Seeing the Forest for the Trees: Contribution of Research on Higher Education
Recently, in "Forum," George Keller criticized the state of higher education research ('Trees With- out Fruit," January/February, 1985), accusing its practitioners of everything from excessive study of trivialities to inexcusably poor writing. If that re- search ended, he argued, "it would scarcely be missed."
I believe he articulated and developed a perception that has been strongly held, but rarely expressed, by many ac- ademics. In so doing, he performed a valuable service.
My brief is that Keller has it right about a number of "trees" but misses the forest. Some of the problems he raises are found in every research field; and, his arguments that higher educa- tion research is little used are over- stated. Moreover, at root, Keller's thesis embodies fundamental misconceptions about the transmission of knowledge. As a result, important contributions of re- search are ignored, and he has little to say by way of constructive advice.
Here, I'll describe (a) an alternative model of the relationship between re- search and policy, (b) some valuable contributions of higher education re- search, and (c) steps for improving the quality and impact of that research.
©1986 Taylor & Francis

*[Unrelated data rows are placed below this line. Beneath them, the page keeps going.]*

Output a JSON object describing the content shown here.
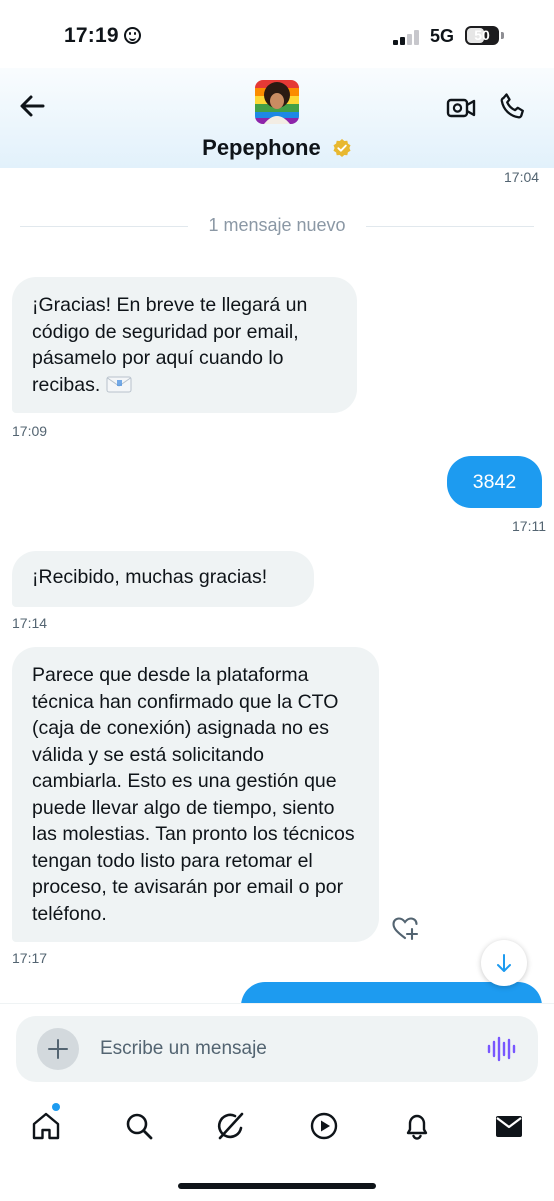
{
  "status_bar": {
    "time": "17:19",
    "network": "5G",
    "battery": "50"
  },
  "header": {
    "name": "Pepephone",
    "verified": true,
    "avatar": "profile-picture"
  },
  "colors": {
    "accent": "#1d9bf0",
    "incoming_bubble": "#eff3f4",
    "verified": "#e8b830",
    "voice": "#7856ff"
  },
  "conversation": {
    "top_timestamp": "17:04",
    "new_messages_divider": "1 mensaje nuevo",
    "messages": [
      {
        "direction": "in",
        "text": "¡Gracias! En breve te llegará un código de seguridad por email, pásamelo por aquí cuando lo recibas.",
        "emoji": "envelope-icon",
        "time": "17:09"
      },
      {
        "direction": "out",
        "text": "3842",
        "time": "17:11"
      },
      {
        "direction": "in",
        "text": "¡Recibido, muchas gracias!",
        "time": "17:14"
      },
      {
        "direction": "in",
        "text": "Parece que desde la plataforma técnica han confirmado que la CTO (caja de conexión) asignada no es válida y se está solicitando cambiarla. Esto es una gestión que puede llevar algo de tiempo, siento las molestias. Tan pronto los técnicos tengan todo listo para retomar el proceso, te avisarán por email o por teléfono.",
        "time": "17:17"
      }
    ]
  },
  "composer": {
    "placeholder": "Escribe un mensaje"
  },
  "tab_bar": {
    "items": [
      "home-icon",
      "search-icon",
      "grok-icon",
      "play-icon",
      "bell-icon",
      "mail-icon"
    ]
  }
}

Drew, D.E. (1986). Seeing the Forest for the Trees: Contribution of Research on Higher Education. Change, 18(4), 7-10.